Those with considerably more experience are applying their knowledge to enhance our endeavour, and our experience is the richer for it (thanks Michael and Grant!). The other leaders too are committed to their own learning, and foster an environment of respect and mutual support (Kudos to Kate, Dan, and James).

Tired and dirty, we dig on with a sparkle in our eyes. Part treasure hunter, part scholar, a good archaeologist maintains their fascination with our world, and its history. As we uncover features in our excavations, we hope to better understand what (and maybe who) was here so long ago. The features will (hopefully) unravel the mystery of BcGn-17. The curious and dedicated archaeologist could find herself checking her unit in the dark with a headlamp, if only in her dreams!
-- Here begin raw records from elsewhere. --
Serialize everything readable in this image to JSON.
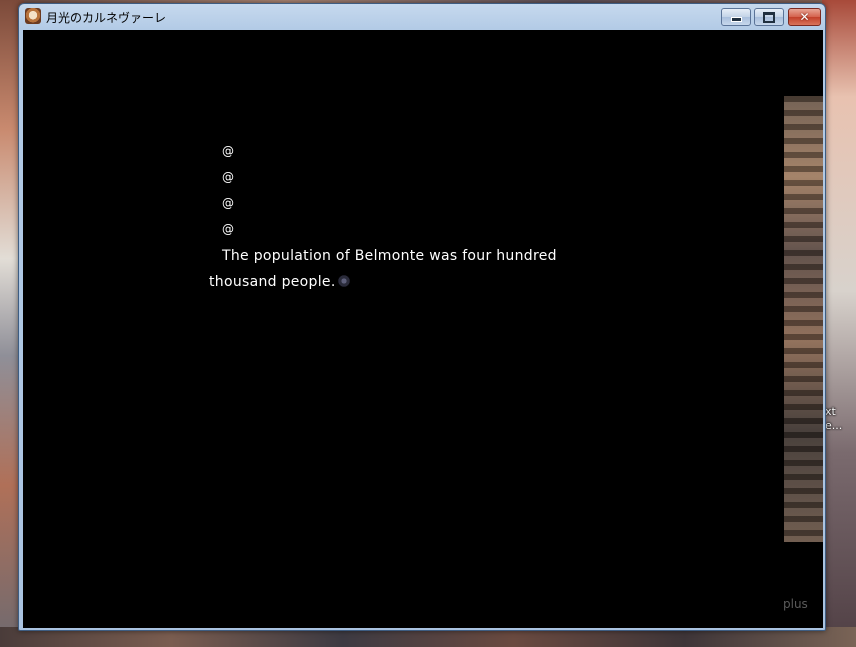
{
  "window": {
    "title": "月光のカルネヴァーレ",
    "controls": {
      "minimize": "minimize",
      "maximize": "maximize",
      "close": "✕"
    }
  },
  "game_text": {
    "markers": [
      "@",
      "@",
      "@",
      "@"
    ],
    "line1": "The population of Belmonte was four hundred",
    "line2": "thousand people."
  },
  "overlay": {
    "plus_label": "plus"
  },
  "desktop": {
    "fragment1": "xt",
    "fragment2": "e..."
  },
  "colors": {
    "text": "#ffffff",
    "background": "#000000"
  }
}
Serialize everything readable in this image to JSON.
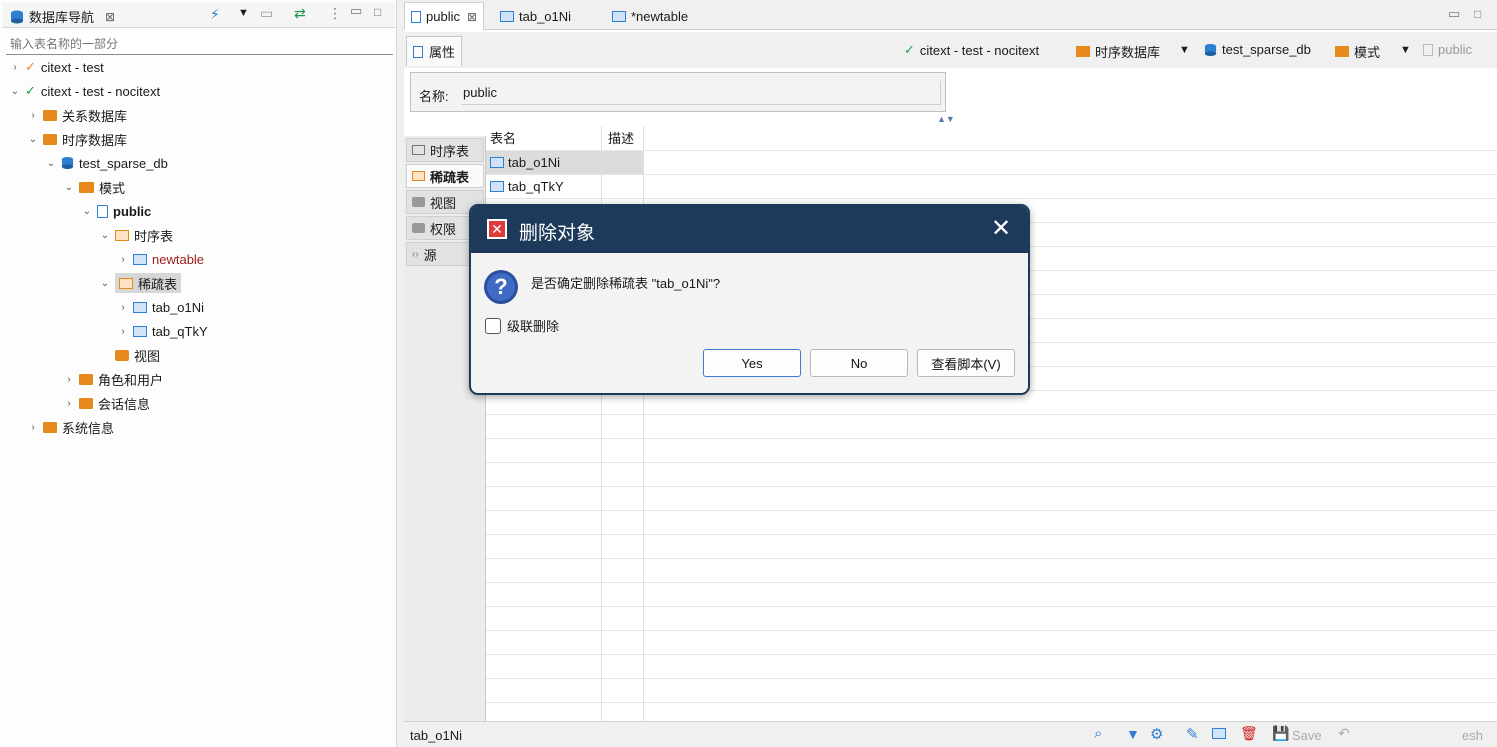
{
  "left_panel": {
    "title": "数据库导航",
    "filter_placeholder": "输入表名称的一部分",
    "tree": {
      "conn1": "citext - test",
      "conn2": "citext - test - nocitext",
      "relational_db": "关系数据库",
      "timeseries_db": "时序数据库",
      "test_db": "test_sparse_db",
      "schemas": "模式",
      "public": "public",
      "timeseries_tables": "时序表",
      "newtable": "newtable",
      "sparse_tables": "稀疏表",
      "tab1": "tab_o1Ni",
      "tab2": "tab_qTkY",
      "views": "视图",
      "roles": "角色和用户",
      "sessions": "会话信息",
      "system_info": "系统信息"
    }
  },
  "editor_tabs": [
    "public",
    "tab_o1Ni",
    "*newtable"
  ],
  "subbar": {
    "properties": "属性",
    "crumbs": {
      "conn": "citext - test - nocitext",
      "db_type": "时序数据库",
      "db": "test_sparse_db",
      "schemas": "模式",
      "schema": "public"
    }
  },
  "name_field": {
    "label": "名称:",
    "value": "public"
  },
  "side_tabs": [
    "时序表",
    "稀疏表",
    "视图",
    "权限",
    "源"
  ],
  "table": {
    "headers": {
      "name": "表名",
      "desc": "描述"
    },
    "rows": [
      "tab_o1Ni",
      "tab_qTkY"
    ]
  },
  "status": {
    "selected": "tab_o1Ni",
    "save": "Save",
    "refresh_partial": "esh"
  },
  "dialog": {
    "title": "删除对象",
    "message": "是否确定删除稀疏表 \"tab_o1Ni\"?",
    "cascade": "级联删除",
    "yes": "Yes",
    "no": "No",
    "script": "查看脚本(V)"
  },
  "colors": {
    "dialog_title": "#1e3a5a",
    "folder_orange": "#e8891c",
    "table_blue": "#2d7fd0",
    "red_text": "#a02020"
  }
}
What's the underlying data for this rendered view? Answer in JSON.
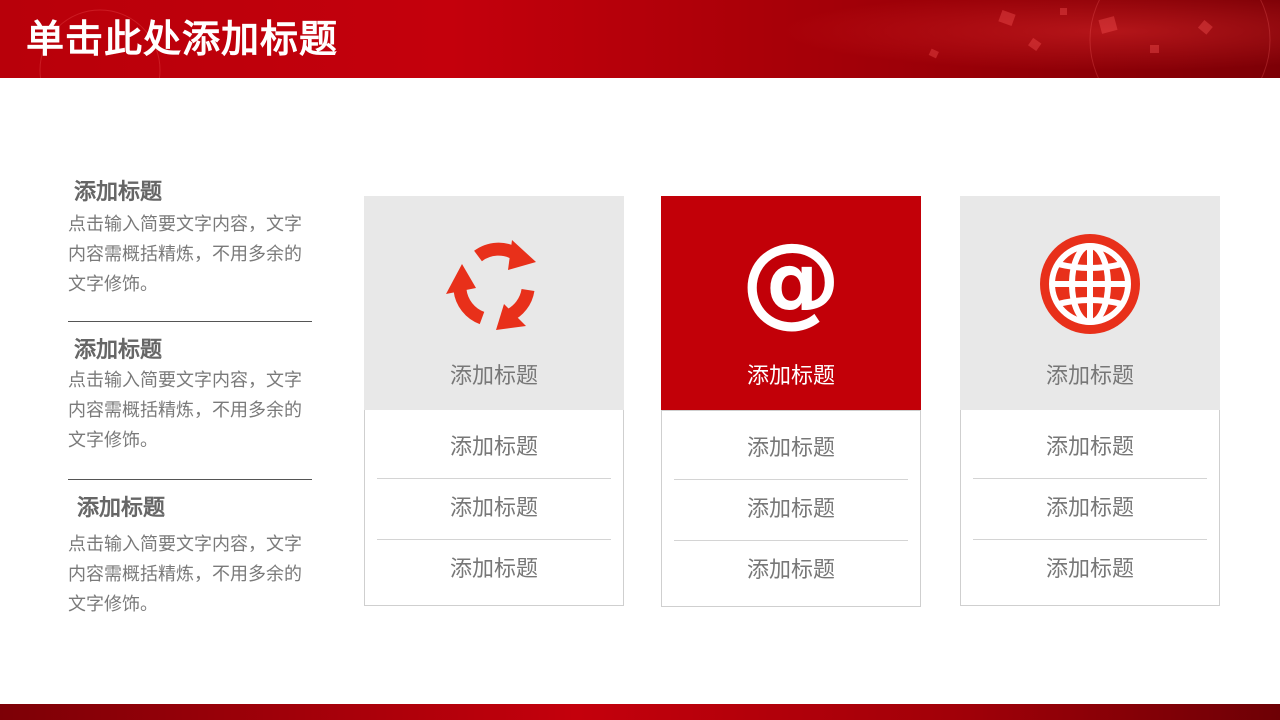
{
  "header": {
    "title": "单击此处添加标题"
  },
  "left_items": [
    {
      "title": "添加标题",
      "desc": "点击输入简要文字内容，文字内容需概括精炼，不用多余的文字修饰。"
    },
    {
      "title": "添加标题",
      "desc": "点击输入简要文字内容，文字内容需概括精炼，不用多余的文字修饰。"
    },
    {
      "title": "添加标题",
      "desc": "点击输入简要文字内容，文字内容需概括精炼，不用多余的文字修饰。"
    }
  ],
  "cards": [
    {
      "icon": "recycle-icon",
      "title": "添加标题",
      "rows": [
        "添加标题",
        "添加标题",
        "添加标题"
      ]
    },
    {
      "icon": "at-sign-icon",
      "title": "添加标题",
      "rows": [
        "添加标题",
        "添加标题",
        "添加标题"
      ],
      "active": true
    },
    {
      "icon": "globe-icon",
      "title": "添加标题",
      "rows": [
        "添加标题",
        "添加标题",
        "添加标题"
      ]
    }
  ],
  "colors": {
    "accent": "#c20008",
    "icon_red": "#e8301a",
    "card_bg": "#e8e8e8",
    "text_gray": "#777777"
  }
}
The Dedicated Archaeologist. Slaying all day, every day.
The Leadership Team at the End of Day briefing
Kate and Dan Supervising and Smiling!

The quest for the story of our site continues, unabated. Our somewhat nature(ish) location has also brought us closer to some curious local animals. The groundhog perhaps wondered why we were digging so inefficiently, and the ground-burrowing bird was protecting her nest from our steps. This group of dedicated diggers all seemed to have soft hearts for animals, vowing to leave them undisturbed (no quarter given to mosquitoes though).

Groundhog: “Shovels to dig? Amateurs.”
Killdeer: “Stay back from my nest, humans!”

— Fraser Williston

Leave a comment

Leave a Reply

Your email address will not be published. Required fields are marked *